* _Source material_
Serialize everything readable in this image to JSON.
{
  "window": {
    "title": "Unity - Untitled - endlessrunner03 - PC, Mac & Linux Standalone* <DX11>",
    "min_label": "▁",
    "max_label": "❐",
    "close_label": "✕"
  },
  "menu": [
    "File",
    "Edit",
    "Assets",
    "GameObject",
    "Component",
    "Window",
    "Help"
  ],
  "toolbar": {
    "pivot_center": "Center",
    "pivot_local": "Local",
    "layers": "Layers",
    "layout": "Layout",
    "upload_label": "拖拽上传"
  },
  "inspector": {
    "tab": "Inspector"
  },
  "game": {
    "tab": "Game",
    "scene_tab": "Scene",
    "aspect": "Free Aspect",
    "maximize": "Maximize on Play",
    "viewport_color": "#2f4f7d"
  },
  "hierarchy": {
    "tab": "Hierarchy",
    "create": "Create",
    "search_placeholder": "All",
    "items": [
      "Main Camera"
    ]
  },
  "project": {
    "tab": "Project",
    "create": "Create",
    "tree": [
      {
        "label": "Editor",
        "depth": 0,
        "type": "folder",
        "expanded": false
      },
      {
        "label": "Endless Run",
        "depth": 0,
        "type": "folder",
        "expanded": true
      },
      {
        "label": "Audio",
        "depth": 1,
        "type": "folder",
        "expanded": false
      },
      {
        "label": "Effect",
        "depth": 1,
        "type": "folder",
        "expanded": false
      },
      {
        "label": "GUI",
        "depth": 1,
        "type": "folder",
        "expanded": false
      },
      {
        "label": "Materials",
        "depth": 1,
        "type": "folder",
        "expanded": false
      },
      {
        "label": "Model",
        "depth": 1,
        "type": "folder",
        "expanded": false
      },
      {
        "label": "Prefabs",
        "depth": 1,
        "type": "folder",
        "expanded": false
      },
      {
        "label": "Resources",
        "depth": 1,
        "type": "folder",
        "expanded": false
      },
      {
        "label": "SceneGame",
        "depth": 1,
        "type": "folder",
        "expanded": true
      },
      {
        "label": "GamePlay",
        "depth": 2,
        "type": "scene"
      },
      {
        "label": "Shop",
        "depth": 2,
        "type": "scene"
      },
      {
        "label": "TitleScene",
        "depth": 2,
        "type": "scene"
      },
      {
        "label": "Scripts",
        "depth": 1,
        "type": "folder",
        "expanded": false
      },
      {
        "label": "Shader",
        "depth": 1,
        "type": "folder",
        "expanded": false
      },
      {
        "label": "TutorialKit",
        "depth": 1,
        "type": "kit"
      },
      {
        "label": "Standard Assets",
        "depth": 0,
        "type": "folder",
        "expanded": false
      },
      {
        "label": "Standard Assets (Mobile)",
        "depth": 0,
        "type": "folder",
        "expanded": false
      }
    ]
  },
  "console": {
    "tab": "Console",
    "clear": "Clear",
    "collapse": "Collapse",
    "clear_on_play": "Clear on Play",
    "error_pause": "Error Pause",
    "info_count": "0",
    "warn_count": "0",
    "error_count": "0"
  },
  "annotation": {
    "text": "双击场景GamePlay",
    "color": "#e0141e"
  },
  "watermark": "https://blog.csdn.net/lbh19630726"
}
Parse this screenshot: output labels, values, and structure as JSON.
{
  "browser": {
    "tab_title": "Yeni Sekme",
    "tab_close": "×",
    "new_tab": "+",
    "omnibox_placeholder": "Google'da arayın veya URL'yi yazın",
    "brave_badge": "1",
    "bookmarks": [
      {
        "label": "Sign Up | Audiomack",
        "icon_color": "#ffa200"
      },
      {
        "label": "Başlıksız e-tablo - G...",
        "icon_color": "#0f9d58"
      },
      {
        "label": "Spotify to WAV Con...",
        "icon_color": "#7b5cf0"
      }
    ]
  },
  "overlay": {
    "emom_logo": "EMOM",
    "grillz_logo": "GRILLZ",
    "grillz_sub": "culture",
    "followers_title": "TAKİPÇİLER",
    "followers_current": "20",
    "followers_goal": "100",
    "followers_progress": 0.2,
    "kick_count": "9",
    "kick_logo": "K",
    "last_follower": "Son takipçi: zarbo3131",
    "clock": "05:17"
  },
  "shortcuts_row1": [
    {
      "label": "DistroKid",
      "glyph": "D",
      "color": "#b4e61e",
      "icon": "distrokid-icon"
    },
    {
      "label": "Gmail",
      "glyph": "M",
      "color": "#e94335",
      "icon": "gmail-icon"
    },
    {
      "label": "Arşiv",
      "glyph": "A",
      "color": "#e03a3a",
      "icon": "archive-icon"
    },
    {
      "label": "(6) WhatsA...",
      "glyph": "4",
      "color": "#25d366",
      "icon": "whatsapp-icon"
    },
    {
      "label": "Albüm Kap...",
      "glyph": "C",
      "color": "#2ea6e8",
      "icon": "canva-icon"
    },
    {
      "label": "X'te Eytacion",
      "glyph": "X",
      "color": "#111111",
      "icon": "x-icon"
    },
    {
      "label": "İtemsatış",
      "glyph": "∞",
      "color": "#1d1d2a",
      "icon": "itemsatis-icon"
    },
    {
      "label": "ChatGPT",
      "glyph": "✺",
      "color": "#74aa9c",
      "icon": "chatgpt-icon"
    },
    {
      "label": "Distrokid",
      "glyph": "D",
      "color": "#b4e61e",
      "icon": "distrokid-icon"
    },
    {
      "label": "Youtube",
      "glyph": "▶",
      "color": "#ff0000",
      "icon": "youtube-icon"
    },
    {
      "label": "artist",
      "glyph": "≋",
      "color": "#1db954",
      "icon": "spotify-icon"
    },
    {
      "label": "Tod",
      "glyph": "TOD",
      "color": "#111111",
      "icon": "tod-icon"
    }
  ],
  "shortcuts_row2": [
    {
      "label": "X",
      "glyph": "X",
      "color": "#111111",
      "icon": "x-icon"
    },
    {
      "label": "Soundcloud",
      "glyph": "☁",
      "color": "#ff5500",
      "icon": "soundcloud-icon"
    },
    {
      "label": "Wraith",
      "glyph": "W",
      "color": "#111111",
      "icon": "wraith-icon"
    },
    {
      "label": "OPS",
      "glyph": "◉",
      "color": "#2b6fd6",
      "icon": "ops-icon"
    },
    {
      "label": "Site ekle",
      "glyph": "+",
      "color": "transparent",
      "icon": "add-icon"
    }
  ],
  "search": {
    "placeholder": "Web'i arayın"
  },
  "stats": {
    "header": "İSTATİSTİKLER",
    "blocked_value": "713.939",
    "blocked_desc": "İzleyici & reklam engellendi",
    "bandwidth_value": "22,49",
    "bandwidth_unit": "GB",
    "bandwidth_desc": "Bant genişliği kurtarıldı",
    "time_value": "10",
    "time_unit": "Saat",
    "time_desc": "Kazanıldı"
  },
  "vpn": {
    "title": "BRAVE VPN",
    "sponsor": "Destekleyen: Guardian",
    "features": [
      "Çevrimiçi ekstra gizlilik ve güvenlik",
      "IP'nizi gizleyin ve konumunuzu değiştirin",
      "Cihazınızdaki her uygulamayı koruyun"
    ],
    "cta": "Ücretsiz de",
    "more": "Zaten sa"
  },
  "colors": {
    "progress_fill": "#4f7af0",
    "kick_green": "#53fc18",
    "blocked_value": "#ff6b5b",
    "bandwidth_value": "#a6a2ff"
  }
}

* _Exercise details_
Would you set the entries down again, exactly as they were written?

* _Exercise solution_
Serialize everything readable in this image to JSON.
{
  "window": {
    "title": "Unity - Untitled - endlessrunner03 - PC, Mac & Linux Standalone* <DX11>",
    "min_label": "▁",
    "max_label": "❐",
    "close_label": "✕"
  },
  "menu": [
    "File",
    "Edit",
    "Assets",
    "GameObject",
    "Component",
    "Window",
    "Help"
  ],
  "toolbar": {
    "pivot_center": "Center",
    "pivot_local": "Local",
    "layers": "Layers",
    "layout": "Layout",
    "upload_label": "拖拽上传"
  },
  "inspector": {
    "tab": "Inspector"
  },
  "game": {
    "tab": "Game",
    "scene_tab": "Scene",
    "aspect": "Free Aspect",
    "maximize": "Maximize on Play",
    "viewport_color": "#2f4f7d"
  },
  "hierarchy": {
    "tab": "Hierarchy",
    "create": "Create",
    "search_placeholder": "All",
    "items": [
      "Main Camera"
    ]
  },
  "project": {
    "tab": "Project",
    "create": "Create",
    "tree": [
      {
        "label": "Editor",
        "depth": 0,
        "type": "folder",
        "expanded": false
      },
      {
        "label": "Endless Run",
        "depth": 0,
        "type": "folder",
        "expanded": true
      },
      {
        "label": "Audio",
        "depth": 1,
        "type": "folder",
        "expanded": false
      },
      {
        "label": "Effect",
        "depth": 1,
        "type": "folder",
        "expanded": false
      },
      {
        "label": "GUI",
        "depth": 1,
        "type": "folder",
        "expanded": false
      },
      {
        "label": "Materials",
        "depth": 1,
        "type": "folder",
        "expanded": false
      },
      {
        "label": "Model",
        "depth": 1,
        "type": "folder",
        "expanded": false
      },
      {
        "label": "Prefabs",
        "depth": 1,
        "type": "folder",
        "expanded": false
      },
      {
        "label": "Resources",
        "depth": 1,
        "type": "folder",
        "expanded": false
      },
      {
        "label": "SceneGame",
        "depth": 1,
        "type": "folder",
        "expanded": true
      },
      {
        "label": "GamePlay",
        "depth": 2,
        "type": "scene"
      },
      {
        "label": "Shop",
        "depth": 2,
        "type": "scene"
      },
      {
        "label": "TitleScene",
        "depth": 2,
        "type": "scene"
      },
      {
        "label": "Scripts",
        "depth": 1,
        "type": "folder",
        "expanded": false
      },
      {
        "label": "Shader",
        "depth": 1,
        "type": "folder",
        "expanded": false
      },
      {
        "label": "TutorialKit",
        "depth": 1,
        "type": "kit"
      },
      {
        "label": "Standard Assets",
        "depth": 0,
        "type": "folder",
        "expanded": false
      },
      {
        "label": "Standard Assets (Mobile)",
        "depth": 0,
        "type": "folder",
        "expanded": false
      }
    ]
  },
  "console": {
    "tab": "Console",
    "clear": "Clear",
    "collapse": "Collapse",
    "clear_on_play": "Clear on Play",
    "error_pause": "Error Pause",
    "info_count": "0",
    "warn_count": "0",
    "error_count": "0"
  },
  "annotation": {
    "text": "双击场景GamePlay",
    "color": "#e0141e"
  },
  "watermark": "https://blog.csdn.net/lbh19630726"
}
Parse this screenshot: output labels, values, and structure as JSON.
{
  "browser": {
    "tab_title": "Yeni Sekme",
    "tab_close": "×",
    "new_tab": "+",
    "omnibox_placeholder": "Google'da arayın veya URL'yi yazın",
    "brave_badge": "1",
    "bookmarks": [
      {
        "label": "Sign Up | Audiomack",
        "icon_color": "#ffa200"
      },
      {
        "label": "Başlıksız e-tablo - G...",
        "icon_color": "#0f9d58"
      },
      {
        "label": "Spotify to WAV Con...",
        "icon_color": "#7b5cf0"
      }
    ]
  },
  "overlay": {
    "emom_logo": "EMOM",
    "grillz_logo": "GRILLZ",
    "grillz_sub": "culture",
    "followers_title": "TAKİPÇİLER",
    "followers_current": "20",
    "followers_goal": "100",
    "followers_progress": 0.2,
    "kick_count": "9",
    "kick_logo": "K",
    "last_follower": "Son takipçi: zarbo3131",
    "clock": "05:17"
  },
  "shortcuts_row1": [
    {
      "label": "DistroKid",
      "glyph": "D",
      "color": "#b4e61e",
      "icon": "distrokid-icon"
    },
    {
      "label": "Gmail",
      "glyph": "M",
      "color": "#e94335",
      "icon": "gmail-icon"
    },
    {
      "label": "Arşiv",
      "glyph": "A",
      "color": "#e03a3a",
      "icon": "archive-icon"
    },
    {
      "label": "(6) WhatsA...",
      "glyph": "4",
      "color": "#25d366",
      "icon": "whatsapp-icon"
    },
    {
      "label": "Albüm Kap...",
      "glyph": "C",
      "color": "#2ea6e8",
      "icon": "canva-icon"
    },
    {
      "label": "X'te Eytacion",
      "glyph": "X",
      "color": "#111111",
      "icon": "x-icon"
    },
    {
      "label": "İtemsatış",
      "glyph": "∞",
      "color": "#1d1d2a",
      "icon": "itemsatis-icon"
    },
    {
      "label": "ChatGPT",
      "glyph": "✺",
      "color": "#74aa9c",
      "icon": "chatgpt-icon"
    },
    {
      "label": "Distrokid",
      "glyph": "D",
      "color": "#b4e61e",
      "icon": "distrokid-icon"
    },
    {
      "label": "Youtube",
      "glyph": "▶",
      "color": "#ff0000",
      "icon": "youtube-icon"
    },
    {
      "label": "artist",
      "glyph": "≋",
      "color": "#1db954",
      "icon": "spotify-icon"
    },
    {
      "label": "Tod",
      "glyph": "TOD",
      "color": "#111111",
      "icon": "tod-icon"
    }
  ],
  "shortcuts_row2": [
    {
      "label": "X",
      "glyph": "X",
      "color": "#111111",
      "icon": "x-icon"
    },
    {
      "label": "Soundcloud",
      "glyph": "☁",
      "color": "#ff5500",
      "icon": "soundcloud-icon"
    },
    {
      "label": "Wraith",
      "glyph": "W",
      "color": "#111111",
      "icon": "wraith-icon"
    },
    {
      "label": "OPS",
      "glyph": "◉",
      "color": "#2b6fd6",
      "icon": "ops-icon"
    },
    {
      "label": "Site ekle",
      "glyph": "+",
      "color": "transparent",
      "icon": "add-icon"
    }
  ],
  "search": {
    "placeholder": "Web'i arayın"
  },
  "stats": {
    "header": "İSTATİSTİKLER",
    "blocked_value": "713.939",
    "blocked_desc": "İzleyici & reklam engellendi",
    "bandwidth_value": "22,49",
    "bandwidth_unit": "GB",
    "bandwidth_desc": "Bant genişliği kurtarıldı",
    "time_value": "10",
    "time_unit": "Saat",
    "time_desc": "Kazanıldı"
  },
  "vpn": {
    "title": "BRAVE VPN",
    "sponsor": "Destekleyen: Guardian",
    "features": [
      "Çevrimiçi ekstra gizlilik ve güvenlik",
      "IP'nizi gizleyin ve konumunuzu değiştirin",
      "Cihazınızdaki her uygulamayı koruyun"
    ],
    "cta": "Ücretsiz de",
    "more": "Zaten sa"
  },
  "colors": {
    "progress_fill": "#4f7af0",
    "kick_green": "#53fc18",
    "blocked_value": "#ff6b5b",
    "bandwidth_value": "#a6a2ff"
  }
}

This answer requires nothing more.